I recently heard it theorized that sitcoms take writers about three seasons to really get a good handle on their characters and tone and that they usually become truly great after the first two. Well, in 2011, this theory has found a poster boy: the entire cast of “Parks and Recreation.”
Last season saw the excising of one character whose arc seemed to be complete and the addition of two characters that completely enhanced the dynamic of the show—Ben Wyatt (Adam Scott) and Chris Traeger (Rob Lowe). Not only did they allow for more drama and more interesting relationships but these guys respectively represent one of the best straight men on television and one of the most funny and genuinely joyful characters I’ve ever seen.
And that was just last season.
Writers took all year to fully engrain those characters into the show and develop the way the dynamic has changed, but now the show is really able to dig into the good stuff. In season four, this show has become all about character. We’ve had three whole seasons to fall in love with Leslie Knope and all of her comrades. In fact, Leslie—with her persistence, caring, and unabashed hope—has become an inspiration all her own. Seeing her have the opportunity to live out her dreams and pursue a candidacy for government office fulfills an arc set up on the show as early as its first episode. But I think what’s truly special about this season in particular is seeing those around her realize just how special she is, too.
Ben’s gift of a Knope 2012 button and his understanding at every turn of Leslie’s goals and their relationship together was a truly emotional moment. And that’s followed by the entire “Parks and Recreation” office pledging their support, a perfectly timed moment of sentimentality, which has really become a specialty of the show in the last few years.

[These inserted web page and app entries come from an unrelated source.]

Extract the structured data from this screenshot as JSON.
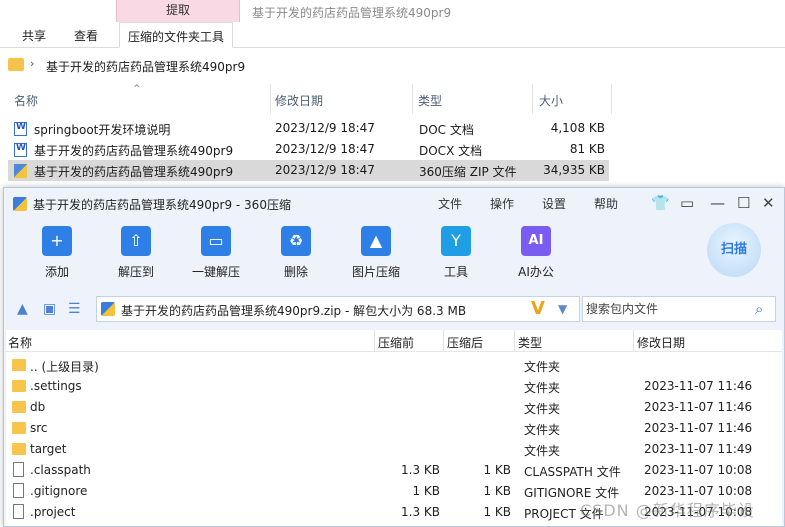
{
  "explorer": {
    "context_tab": "提取",
    "window_title": "基于开发的药店药品管理系统490pr9",
    "tabs": [
      "共享",
      "查看",
      "压缩的文件夹工具"
    ],
    "address": "基于开发的药店药品管理系统490pr9",
    "columns": [
      "名称",
      "修改日期",
      "类型",
      "大小"
    ],
    "files": [
      {
        "name": "springboot开发环境说明",
        "date": "2023/12/9 18:47",
        "type": "DOC 文档",
        "size": "4,108 KB",
        "icon": "word-doc-icon"
      },
      {
        "name": "基于开发的药店药品管理系统490pr9",
        "date": "2023/12/9 18:47",
        "type": "DOCX 文档",
        "size": "81 KB",
        "icon": "word-doc-icon"
      },
      {
        "name": "基于开发的药店药品管理系统490pr9",
        "date": "2023/12/9 18:47",
        "type": "360压缩 ZIP 文件",
        "size": "34,935 KB",
        "icon": "zip-archive-icon",
        "selected": true
      }
    ]
  },
  "zip": {
    "title": "基于开发的药店药品管理系统490pr9 - 360压缩",
    "menu": [
      "文件",
      "操作",
      "设置",
      "帮助"
    ],
    "tools": [
      {
        "label": "添加",
        "icon": "add-icon",
        "color": "#2f80e6",
        "glyph": "+"
      },
      {
        "label": "解压到",
        "icon": "extract-to-icon",
        "color": "#2f80e6",
        "glyph": "⇧"
      },
      {
        "label": "一键解压",
        "icon": "one-click-extract-icon",
        "color": "#2f80e6",
        "glyph": "▭"
      },
      {
        "label": "删除",
        "icon": "delete-icon",
        "color": "#2f80e6",
        "glyph": "♻"
      },
      {
        "label": "图片压缩",
        "icon": "image-compress-icon",
        "color": "#2f80e6",
        "glyph": "▲"
      },
      {
        "label": "工具",
        "icon": "tools-icon",
        "color": "#1f9ee6",
        "glyph": "Y"
      },
      {
        "label": "AI办公",
        "icon": "ai-office-icon",
        "color": "#7a5cf0",
        "glyph": "AI"
      }
    ],
    "scan_label": "扫描",
    "path": "基于开发的药店药品管理系统490pr9.zip - 解包大小为 68.3 MB",
    "search_placeholder": "搜索包内文件",
    "columns": [
      "名称",
      "压缩前",
      "压缩后",
      "类型",
      "修改日期"
    ],
    "rows": [
      {
        "name": ".. (上级目录)",
        "before": "",
        "after": "",
        "type": "文件夹",
        "date": "",
        "kind": "folder"
      },
      {
        "name": ".settings",
        "before": "",
        "after": "",
        "type": "文件夹",
        "date": "2023-11-07 11:46",
        "kind": "folder"
      },
      {
        "name": "db",
        "before": "",
        "after": "",
        "type": "文件夹",
        "date": "2023-11-07 11:46",
        "kind": "folder"
      },
      {
        "name": "src",
        "before": "",
        "after": "",
        "type": "文件夹",
        "date": "2023-11-07 11:46",
        "kind": "folder"
      },
      {
        "name": "target",
        "before": "",
        "after": "",
        "type": "文件夹",
        "date": "2023-11-07 11:49",
        "kind": "folder"
      },
      {
        "name": ".classpath",
        "before": "1.3 KB",
        "after": "1 KB",
        "type": "CLASSPATH 文件",
        "date": "2023-11-07 10:08",
        "kind": "file"
      },
      {
        "name": ".gitignore",
        "before": "1 KB",
        "after": "1 KB",
        "type": "GITIGNORE 文件",
        "date": "2023-11-07 10:08",
        "kind": "file"
      },
      {
        "name": ".project",
        "before": "1.3 KB",
        "after": "1 KB",
        "type": "PROJECT 文件",
        "date": "2023-11-07 10:08",
        "kind": "file"
      }
    ]
  },
  "watermark": "CSDN @新华程序毕设"
}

Leslie and Ron Swanson’s relationship has become the best platonic relationship since Liz Lemon and Jack Donaghy, primarily because of the subtle and sparse ways they show admiration for each other. Background characters like Andy Dwyer and April have been carefully developed into lovable aspects of the ensemble as well, and even the least featured of the cast such as Donna and Jerry have had their opportunities to shine. What really makes this show work is not any one joke or comedic style, but the way they’ve made us care for these people. These are truly admirable characters we can root for and get attached to.
And let’s not forget: Ron Swanson is awesome enough to make the show all on his own.